EXERCISE AIM
The expected answer is every line of the material that contains the word "name".

SOURCE DATA
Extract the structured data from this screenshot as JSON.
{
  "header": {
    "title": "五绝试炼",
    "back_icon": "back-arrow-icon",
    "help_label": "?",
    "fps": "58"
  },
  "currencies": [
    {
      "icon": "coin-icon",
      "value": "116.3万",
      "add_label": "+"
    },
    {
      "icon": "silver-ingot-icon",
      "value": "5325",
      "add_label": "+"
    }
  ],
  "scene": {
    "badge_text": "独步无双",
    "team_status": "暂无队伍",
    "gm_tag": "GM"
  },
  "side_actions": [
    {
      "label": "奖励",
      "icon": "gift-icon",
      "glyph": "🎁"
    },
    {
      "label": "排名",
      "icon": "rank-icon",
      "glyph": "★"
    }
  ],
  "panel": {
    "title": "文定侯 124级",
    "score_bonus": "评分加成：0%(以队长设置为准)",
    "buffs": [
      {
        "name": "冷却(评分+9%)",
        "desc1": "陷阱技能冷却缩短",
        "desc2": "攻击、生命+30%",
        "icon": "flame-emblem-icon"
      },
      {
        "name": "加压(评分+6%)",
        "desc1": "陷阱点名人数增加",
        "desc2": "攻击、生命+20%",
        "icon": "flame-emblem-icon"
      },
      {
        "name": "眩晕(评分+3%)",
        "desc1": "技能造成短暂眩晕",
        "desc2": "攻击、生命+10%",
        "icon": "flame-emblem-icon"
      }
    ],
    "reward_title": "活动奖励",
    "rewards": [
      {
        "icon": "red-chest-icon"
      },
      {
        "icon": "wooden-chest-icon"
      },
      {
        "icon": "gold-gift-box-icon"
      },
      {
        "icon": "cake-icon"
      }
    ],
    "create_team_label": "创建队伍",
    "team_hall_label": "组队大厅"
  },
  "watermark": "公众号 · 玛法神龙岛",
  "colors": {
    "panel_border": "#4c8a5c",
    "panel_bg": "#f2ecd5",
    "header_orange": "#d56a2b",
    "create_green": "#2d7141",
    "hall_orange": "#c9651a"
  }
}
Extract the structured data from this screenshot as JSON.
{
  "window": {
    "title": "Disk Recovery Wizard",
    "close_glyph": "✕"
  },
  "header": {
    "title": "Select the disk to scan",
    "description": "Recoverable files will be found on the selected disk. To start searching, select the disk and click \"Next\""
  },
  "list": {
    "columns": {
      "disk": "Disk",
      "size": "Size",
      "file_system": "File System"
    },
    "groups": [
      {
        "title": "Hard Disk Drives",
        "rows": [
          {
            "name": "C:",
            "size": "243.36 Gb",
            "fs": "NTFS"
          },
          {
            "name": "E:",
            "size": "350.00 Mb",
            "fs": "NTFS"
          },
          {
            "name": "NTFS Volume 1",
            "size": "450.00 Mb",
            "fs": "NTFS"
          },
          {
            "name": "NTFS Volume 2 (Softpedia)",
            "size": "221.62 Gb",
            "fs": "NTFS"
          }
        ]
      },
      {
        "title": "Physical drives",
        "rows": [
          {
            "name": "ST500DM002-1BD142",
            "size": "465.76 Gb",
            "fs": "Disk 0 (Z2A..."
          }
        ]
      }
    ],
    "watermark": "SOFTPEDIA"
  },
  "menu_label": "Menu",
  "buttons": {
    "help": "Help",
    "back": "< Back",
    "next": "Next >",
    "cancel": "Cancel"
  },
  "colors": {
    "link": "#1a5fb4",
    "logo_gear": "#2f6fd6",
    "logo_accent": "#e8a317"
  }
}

ANSWER SPACE
        "name": "冷却(评分+9%)",
        "name": "加压(评分+6%)",
        "name": "眩晕(评分+3%)",
            "name": "C:",
            "name": "E:",
            "name": "NTFS Volume 1",
            "name": "NTFS Volume 2 (Softpedia)",
            "name": "ST500DM002-1BD142",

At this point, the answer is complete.